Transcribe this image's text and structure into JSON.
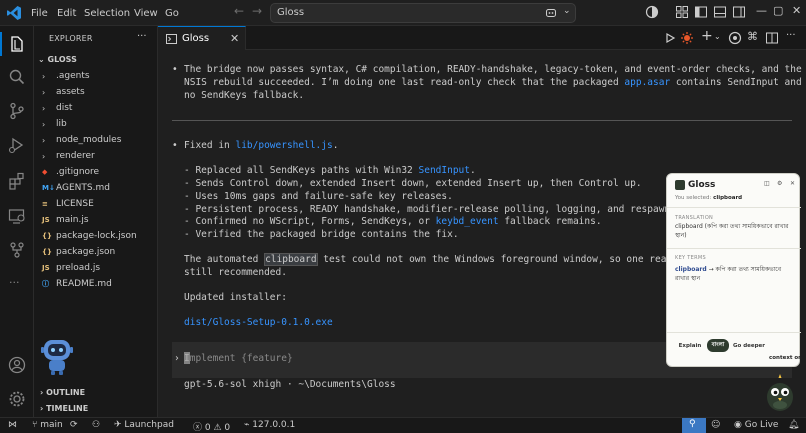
{
  "titlebar": {
    "menu": [
      "File",
      "Edit",
      "Selection",
      "View",
      "Go"
    ],
    "search_value": "Gloss",
    "colors": {
      "vscode_blue": "#2a8fe0"
    }
  },
  "explorer": {
    "title": "EXPLORER",
    "more": "···",
    "root": "GLOSS",
    "items": [
      {
        "name": ".agents",
        "kind": "folder"
      },
      {
        "name": "assets",
        "kind": "folder"
      },
      {
        "name": "dist",
        "kind": "folder"
      },
      {
        "name": "lib",
        "kind": "folder"
      },
      {
        "name": "node_modules",
        "kind": "folder"
      },
      {
        "name": "renderer",
        "kind": "folder"
      },
      {
        "name": ".gitignore",
        "kind": "file",
        "icon": "◆",
        "color": "#f14e32"
      },
      {
        "name": "AGENTS.md",
        "kind": "file",
        "icon": "M↓",
        "color": "#42a5f5"
      },
      {
        "name": "LICENSE",
        "kind": "file",
        "icon": "≡",
        "color": "#e5c07b"
      },
      {
        "name": "main.js",
        "kind": "file",
        "icon": "JS",
        "color": "#e5c07b"
      },
      {
        "name": "package-lock.json",
        "kind": "file",
        "icon": "{}",
        "color": "#e5c07b"
      },
      {
        "name": "package.json",
        "kind": "file",
        "icon": "{}",
        "color": "#e5c07b"
      },
      {
        "name": "preload.js",
        "kind": "file",
        "icon": "JS",
        "color": "#e5c07b"
      },
      {
        "name": "README.md",
        "kind": "file",
        "icon": "ⓘ",
        "color": "#42a5f5"
      }
    ],
    "outline": "OUTLINE",
    "timeline": "TIMELINE"
  },
  "tab": {
    "label": "Gloss",
    "close": "✕"
  },
  "chat": {
    "intro_1": "The bridge now passes syntax, C# compilation, READY-handshake, legacy-token, and event-order checks, and the",
    "intro_2_a": "NSIS rebuild succeeded. I’m doing one last read-only check that the packaged ",
    "intro_2_link": "app.asar",
    "intro_2_b": " contains SendInput and",
    "intro_3": "no SendKeys fallback.",
    "fixed_prefix": "Fixed in ",
    "fixed_link": "lib/powershell.js",
    "fixed_suffix": ".",
    "b1_a": "- Replaced all SendKeys paths with Win32 ",
    "b1_link": "SendInput",
    "b1_b": ".",
    "b2": "- Sends Control down, extended Insert down, extended Insert up, then Control up.",
    "b3": "- Uses 10ms gaps and failure-safe key releases.",
    "b4": "- Persistent process, READY handshake, modifier-release polling, logging, and respawn r",
    "b5_a": "- Confirmed no WScript, Forms, SendKeys, or ",
    "b5_link": "keybd_event",
    "b5_b": " fallback remains.",
    "b6": "- Verified the packaged bridge contains the fix.",
    "auto_a": "The automated ",
    "auto_hl": "clipboard",
    "auto_b": " test could not own the Windows foreground window, so one real l",
    "auto_2": "still recommended.",
    "updated": "Updated installer:",
    "installer": "dist/Gloss-Setup-0.1.0.exe",
    "prompt_chevron": "›",
    "prompt_placeholder": "Implement {feature}",
    "model_line": "gpt-5.6-sol xhigh · ~\\Documents\\Gloss"
  },
  "statusbar": {
    "branch": "main",
    "launchpad": "Launchpad",
    "errors": "0",
    "warnings": "0",
    "port": "127.0.0.1",
    "golive": "Go Live"
  },
  "gloss": {
    "title": "Gloss",
    "selected_label": "You selected:",
    "selected_word": "clipboard",
    "translation_head": "TRANSLATION",
    "translation_text": "clipboard (কপি করা তথ্য সাময়িকভাবে রাখার স্থান)",
    "key_terms_head": "KEY TERMS",
    "key_term_word": "clipboard",
    "key_term_def": " → কপি করা তথ্য সাময়িকভাবে রাখার স্থান",
    "btn_explain": "Explain",
    "btn_lang": "বাংলা",
    "btn_deeper": "Go deeper",
    "context": "context on"
  }
}
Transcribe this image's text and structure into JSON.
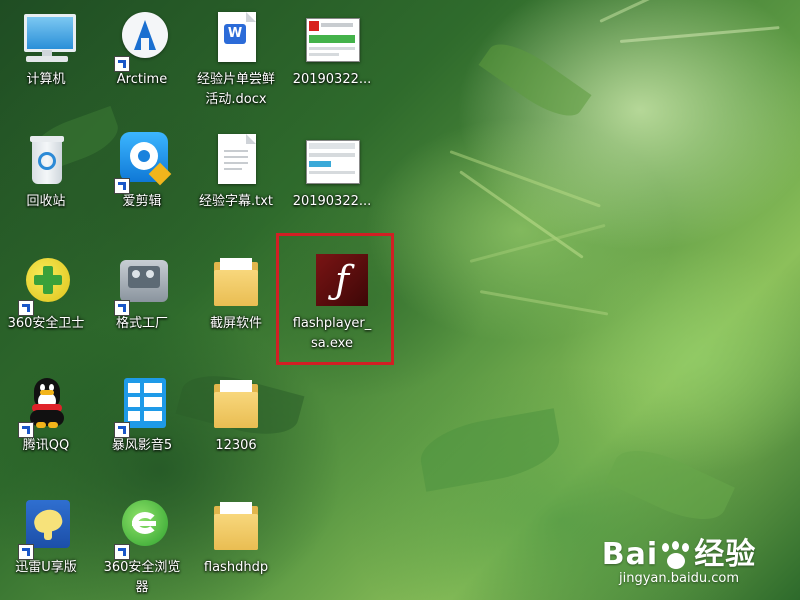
{
  "desktop": {
    "icons": [
      {
        "id": "computer",
        "label": "计算机",
        "shortcut": false
      },
      {
        "id": "arctime",
        "label": "Arctime",
        "shortcut": true
      },
      {
        "id": "docx",
        "label": "经验片单尝鲜\n活动.docx",
        "shortcut": false
      },
      {
        "id": "img1",
        "label": "20190322...",
        "shortcut": false
      },
      {
        "id": "recycle",
        "label": "回收站",
        "shortcut": false
      },
      {
        "id": "aijianji",
        "label": "爱剪辑",
        "shortcut": true
      },
      {
        "id": "txt",
        "label": "经验字幕.txt",
        "shortcut": false
      },
      {
        "id": "img2",
        "label": "20190322...",
        "shortcut": false
      },
      {
        "id": "360safe",
        "label": "360安全卫士",
        "shortcut": true
      },
      {
        "id": "format",
        "label": "格式工厂",
        "shortcut": true
      },
      {
        "id": "screenshot-folder",
        "label": "截屏软件",
        "shortcut": false
      },
      {
        "id": "flashplayer",
        "label": "flashplayer_\nsa.exe",
        "shortcut": false
      },
      {
        "id": "qq",
        "label": "腾讯QQ",
        "shortcut": true
      },
      {
        "id": "baofeng",
        "label": "暴风影音5",
        "shortcut": true
      },
      {
        "id": "folder12306",
        "label": "12306",
        "shortcut": false
      },
      {
        "id": "xunlei",
        "label": "迅雷U享版",
        "shortcut": true
      },
      {
        "id": "360browser",
        "label": "360安全浏览\n器",
        "shortcut": true
      },
      {
        "id": "flashdhdp",
        "label": "flashdhdp",
        "shortcut": false
      }
    ]
  },
  "selection": {
    "target": "flashplayer",
    "color": "#d11f24"
  },
  "watermark": {
    "logo_left": "Bai",
    "logo_right": "经验",
    "url": "jingyan.baidu.com"
  },
  "colors": {
    "accent_red": "#d11f24",
    "flash_bg": "#5a0e0e",
    "word_blue": "#2b6bd8",
    "folder_yellow": "#f0c860"
  }
}
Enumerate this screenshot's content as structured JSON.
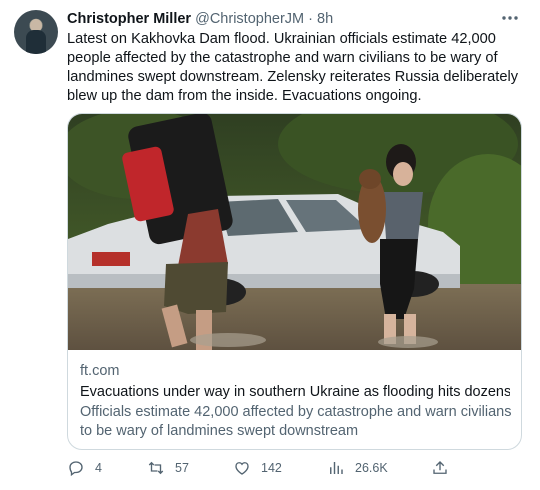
{
  "author": {
    "name": "Christopher Miller",
    "handle": "@ChristopherJM",
    "separator": "·",
    "time": "8h"
  },
  "tweet_text": "Latest on Kakhovka Dam flood. Ukrainian officials estimate 42,000 people affected by the catastrophe and warn civilians to be wary of landmines swept downstream. Zelensky reiterates Russia deliberately blew up the dam from the inside. Evacuations ongoing.",
  "card": {
    "domain": "ft.com",
    "title": "Evacuations under way in southern Ukraine as flooding hits dozens ...",
    "description": "Officials estimate 42,000 affected by catastrophe and warn civilians to be wary of landmines swept downstream"
  },
  "actions": {
    "replies": "4",
    "retweets": "57",
    "likes": "142",
    "views": "26.6K"
  },
  "icons": {
    "more": "more-icon",
    "reply": "reply-icon",
    "retweet": "retweet-icon",
    "like": "heart-icon",
    "views": "views-icon",
    "share": "share-icon"
  },
  "colors": {
    "text": "#0f1419",
    "secondary": "#536471",
    "border": "#cfd9de",
    "background": "#ffffff"
  }
}
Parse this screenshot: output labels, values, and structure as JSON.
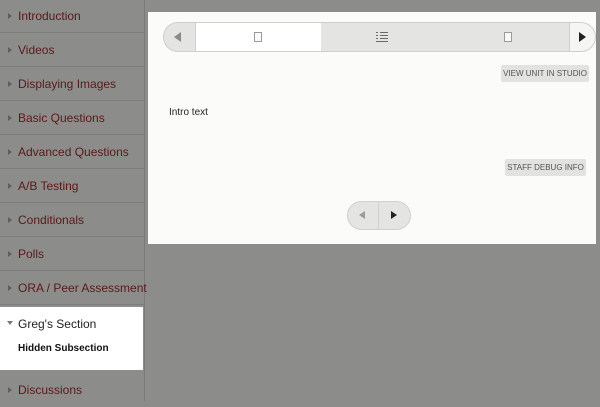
{
  "sidebar": {
    "items": [
      {
        "label": "Introduction"
      },
      {
        "label": "Videos"
      },
      {
        "label": "Displaying Images"
      },
      {
        "label": "Basic Questions"
      },
      {
        "label": "Advanced Questions"
      },
      {
        "label": "A/B Testing"
      },
      {
        "label": "Conditionals"
      },
      {
        "label": "Polls"
      },
      {
        "label": "ORA / Peer Assessment"
      }
    ],
    "active_section": {
      "label": "Greg's Section",
      "subsection": "Hidden Subsection"
    },
    "footer_item": {
      "label": "Discussions"
    }
  },
  "main": {
    "sequence_tabs": [
      {
        "icon": "document-icon",
        "active": true
      },
      {
        "icon": "list-icon",
        "active": false
      },
      {
        "icon": "document-icon",
        "active": false
      }
    ],
    "view_in_studio_label": "VIEW UNIT IN STUDIO",
    "intro_text": "Intro text",
    "staff_debug_label": "STAFF DEBUG INFO"
  },
  "colors": {
    "background": "#8c8c8a",
    "link_text": "#5a1a1a",
    "panel": "#fbfbf9"
  }
}
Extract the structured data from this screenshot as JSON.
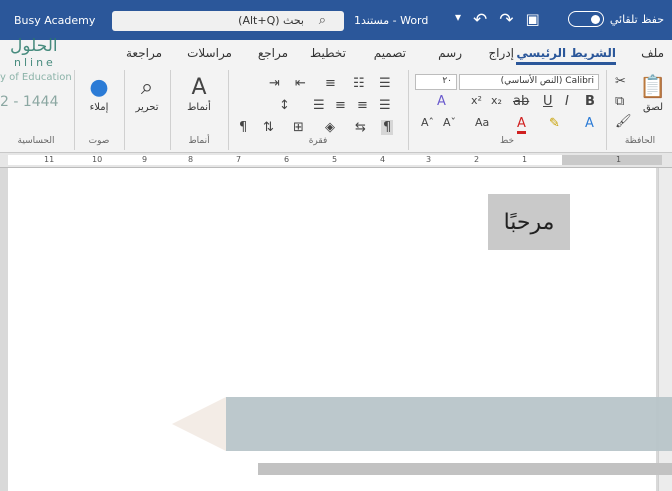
{
  "titlebar": {
    "autosave_label": "حفظ تلقائي",
    "doc_label": "Word  -  مستند1",
    "search_text": "بحث (Alt+Q)",
    "account_text": "Busy Academy"
  },
  "tabs": [
    "ملف",
    "الشريط الرئيسي",
    "إدراج",
    "رسم",
    "تصميم",
    "تخطيط",
    "مراجع",
    "مراسلات",
    "مراجعة"
  ],
  "active_tab": "الشريط الرئيسي",
  "ribbon": {
    "clipboard": {
      "paste_label": "لصق",
      "group_label": "الحافظة"
    },
    "font": {
      "font_name": "Calibri (النص الأساسي)",
      "font_size": "٢٠",
      "group_label": "خط"
    },
    "paragraph": {
      "group_label": "فقرة"
    },
    "styles": {
      "styles_label": "أنماط",
      "group_label": "أنماط"
    },
    "editing": {
      "editing_label": "تحرير"
    },
    "voice": {
      "dictate_label": "إملاء",
      "group_label": "صوت"
    },
    "sensitivity": {
      "group_label": "الحساسية"
    }
  },
  "ruler": {
    "ticks": [
      "11",
      "10",
      "9",
      "8",
      "7",
      "6",
      "5",
      "4",
      "3",
      "2",
      "1",
      "1"
    ]
  },
  "document": {
    "text": "مرحبًا"
  },
  "watermark": {
    "logo_text": "الحلول",
    "year_text": "2 - 1444",
    "online_text": "nline",
    "edu_text": "y of Education"
  }
}
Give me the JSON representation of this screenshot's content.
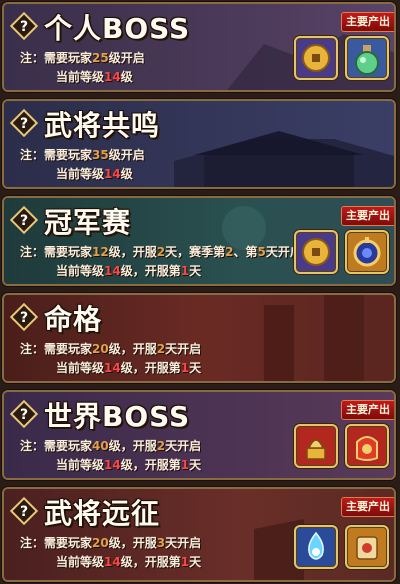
{
  "cards": [
    {
      "title": "个人BOSS",
      "note_prefix": "注：",
      "line1": {
        "a": "需要玩家",
        "lv": "25",
        "b": "级开启",
        "c": "",
        "d": "",
        "e": "",
        "f": ""
      },
      "line2": {
        "a": "当前等级",
        "lv": "14",
        "b": "级",
        "c": "",
        "d": "",
        "e": ""
      },
      "tag": "主要产出",
      "items": [
        "coin-icon",
        "potion-icon"
      ]
    },
    {
      "title": "武将共鸣",
      "note_prefix": "注：",
      "line1": {
        "a": "需要玩家",
        "lv": "35",
        "b": "级开启"
      },
      "line2": {
        "a": "当前等级",
        "lv": "14",
        "b": "级"
      }
    },
    {
      "title": "冠军赛",
      "note_prefix": "注：",
      "line1": {
        "a": "需要玩家",
        "lv": "12",
        "b": "级，开服",
        "d": "2",
        "e": "天，赛季第",
        "f": "2",
        "g": "、第",
        "h": "5",
        "i": "天开启"
      },
      "line2": {
        "a": "当前等级",
        "lv": "14",
        "b": "级，开服第",
        "d": "1",
        "e": "天"
      },
      "tag": "主要产出",
      "items": [
        "coin-icon",
        "amulet-icon"
      ]
    },
    {
      "title": "命格",
      "note_prefix": "注：",
      "line1": {
        "a": "需要玩家",
        "lv": "20",
        "b": "级，开服",
        "d": "2",
        "e": "天开启"
      },
      "line2": {
        "a": "当前等级",
        "lv": "14",
        "b": "级，开服第",
        "d": "1",
        "e": "天"
      }
    },
    {
      "title": "世界BOSS",
      "note_prefix": "注：",
      "line1": {
        "a": "需要玩家",
        "lv": "40",
        "b": "级，开服",
        "d": "2",
        "e": "天开启"
      },
      "line2": {
        "a": "当前等级",
        "lv": "14",
        "b": "级，开服第",
        "d": "1",
        "e": "天"
      },
      "tag": "主要产出",
      "items": [
        "golden-seal-icon",
        "red-bag-icon"
      ]
    },
    {
      "title": "武将远征",
      "note_prefix": "注：",
      "line1": {
        "a": "需要玩家",
        "lv": "20",
        "b": "级，开服",
        "d": "3",
        "e": "天开启"
      },
      "line2": {
        "a": "当前等级",
        "lv": "14",
        "b": "级，开服第",
        "d": "1",
        "e": "天"
      },
      "tag": "主要产出",
      "items": [
        "blue-flame-icon",
        "scroll-icon"
      ]
    }
  ]
}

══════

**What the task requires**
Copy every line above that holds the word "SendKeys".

**Final answer**
    "intro_3": "no SendKeys fallback.",
    "b1_a": "- Replaced all SendKeys paths with Win32 ",
    "b5_a": "- Confirmed no WScript, Forms, SendKeys, or ",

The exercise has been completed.